The last few weeks have seen dueling headlines on illegal immigration. On Dec. 5, Forbes posted an article entitled “U.S. Border Patrol Reports Illegal Border Crossings At Record Low.” In it, the U.S. Customs and Border Protection (CBP) reported that “[i]n FY17, CBP recorded the lowest level of illegal cross-border migration on record, as measured by apprehensions along the border and inadmissible encounters at U.S. ports of entry.”
Victory, then? Can we relax, finally having defeated those pesky border jumpers?
Not so fast. Last week, the Washington Times argued just the opposite:
The gains President Trump made early in his tenure have worn off. Nearly 40,000 illegal immigrants were nabbed attempting to sneak in at the border in November, which was up about 12 percent compared to October, and more than twice the monthly numbers from March and April, when Mr. Trump touted his early accomplishments.
Perhaps just as worrisome for officials is the rise in families traveling together, which surged 45 percent last month, and unaccompanied minors traveling without parents, which rose 26 percent in November.
What is going on? Are we being misled?

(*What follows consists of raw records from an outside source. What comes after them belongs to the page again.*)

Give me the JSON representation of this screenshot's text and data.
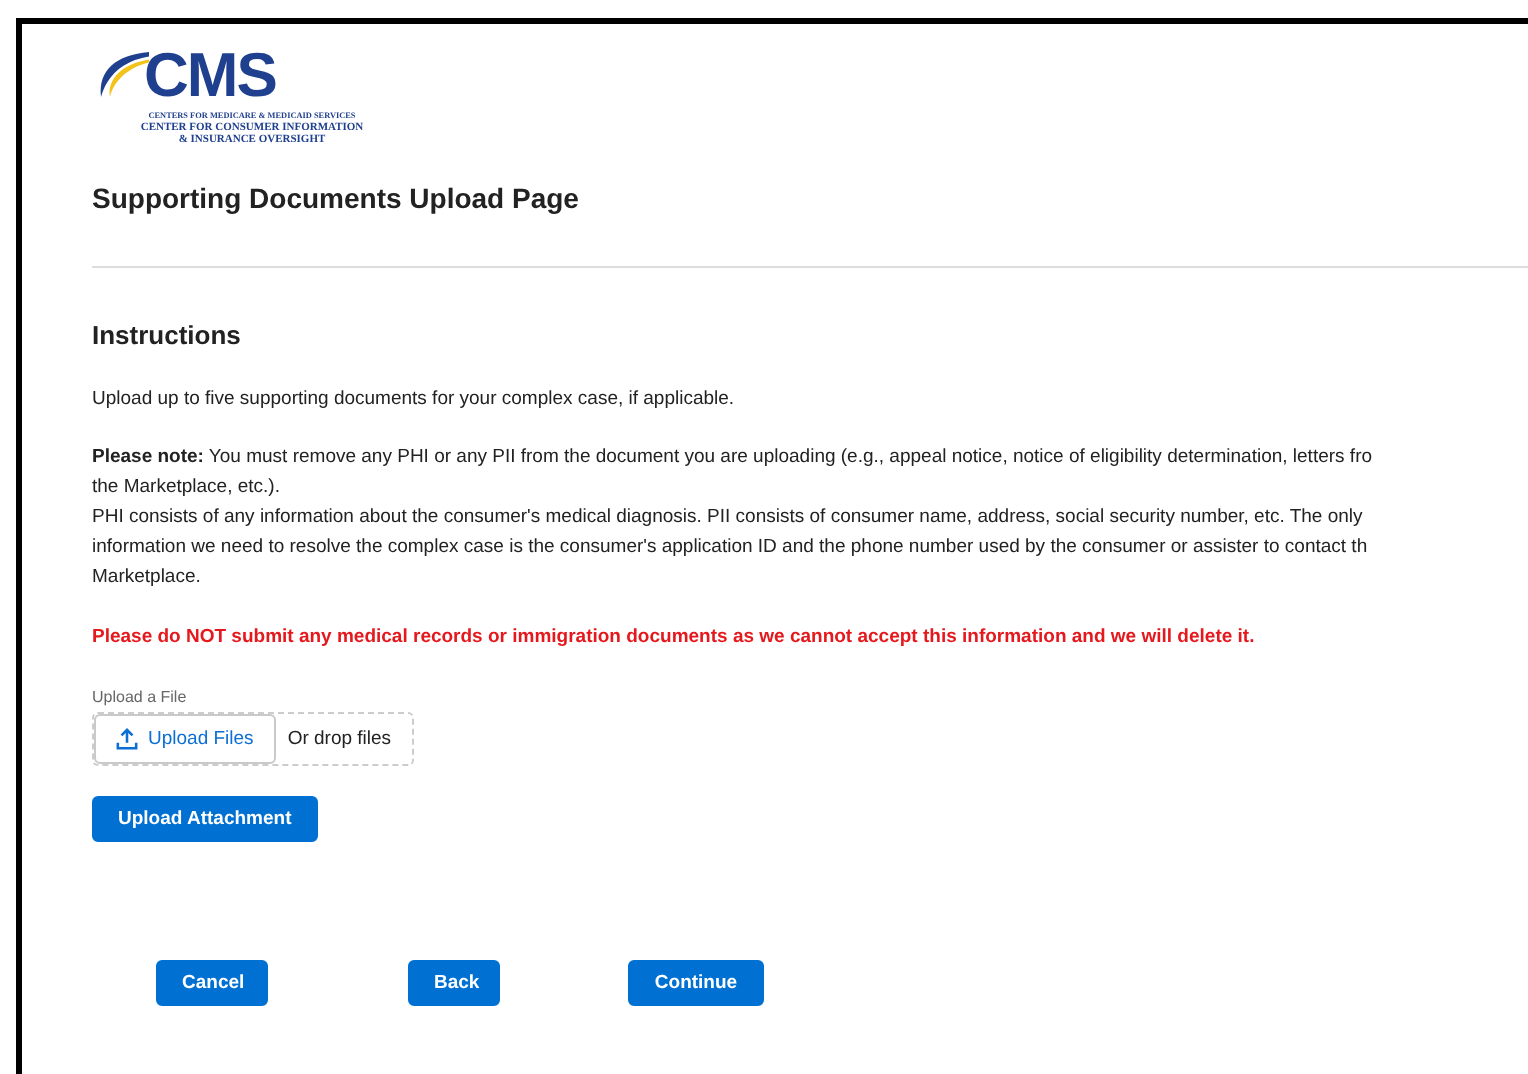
{
  "logo": {
    "wordmark": "CMS",
    "lines": [
      "CENTERS FOR MEDICARE & MEDICAID SERVICES",
      "CENTER FOR CONSUMER INFORMATION",
      "& INSURANCE OVERSIGHT"
    ]
  },
  "page_title": "Supporting Documents Upload Page",
  "instructions": {
    "heading": "Instructions",
    "intro": "Upload up to five supporting documents for your complex case, if applicable.",
    "note_lines": [
      "**Please note:** You must remove any PHI or any PII from the document you are uploading (e.g., appeal notice, notice of eligibility determination, letters fro",
      "the Marketplace, etc.).",
      "PHI consists of any information about the consumer's medical diagnosis. PII consists of consumer name, address, social security number, etc. The only",
      "information we need to resolve the complex case is the consumer's application ID and the phone number used by the consumer or assister to contact th",
      "Marketplace."
    ],
    "warning": "Please do NOT submit any medical records or immigration documents as we cannot accept this information and we will delete it."
  },
  "upload": {
    "label": "Upload a File",
    "button": "Upload Files",
    "drop_text": "Or drop files"
  },
  "attach_button": "Upload Attachment",
  "buttons": [
    "Cancel",
    "Back",
    "Continue"
  ]
}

In fact, both news stories are factually correct. The Forbes article refers to fiscal year 2017, which ended in September. The annual data were heavily influenced by the few months immediately after President Trump took power, bringing the annual average down.
On the other hand, illegal immigration — as measured by apprehensions and inadmissibles — has been rising steadily since April. Just as the Washington Examiner notes, interdictions at the southwest border are now back at Obama era levels. Their data, however, refer to fiscal year 2018, while the Forbes data pertain to the earlier fiscal year. Both are true, but the Washington Times’ take is the one which rightly reflects the current state of affairs.
The numbers come as no surprise. The data are right in line with forecasts I made previously:
Expect a banner year for illegal immigration in 2018. With the ebbing of the Trump effect, crossings should return to typical norms, representing about 30,000 arrests per month. To that, add the crossers who deferred this year and will probably make an attempt next year, another 10,000 per month. These two factors alone would more than double the apprehension rates of 2017.
As I note in my article, illegal immigration is likely to continue to rise. This is mostly good news, in the sense that illegal immigrants come for the work. As such, the rate of illegal immigration is a measure of the strength of the U.S. economy — and right now it’s quite strong. We expect the economy to be stronger still in 2018. Add to that the residual clean-up and reconstruction work from the fall’s hurricanes and the recent California fires, and illegal immigration will come in big in 2018. By the time the numbers settle, we may see the highest number of illegal crossings in a decade.
Expect the statistics to also record the greatest number of deaths in the desert in a long time. Enhanced enforcement coupled with a strong incentive to jump the border means that illegals will be taking ever bigger risks to get into the U.S., and they will increasingly die trying.
U.S. immigration policy remains dysfunctional, and next year we will see the worst of both worlds, both a surge in illegal immigration and a historically high percent of crossers dying in the attempt — perhaps the highest on record.
We can do better than that.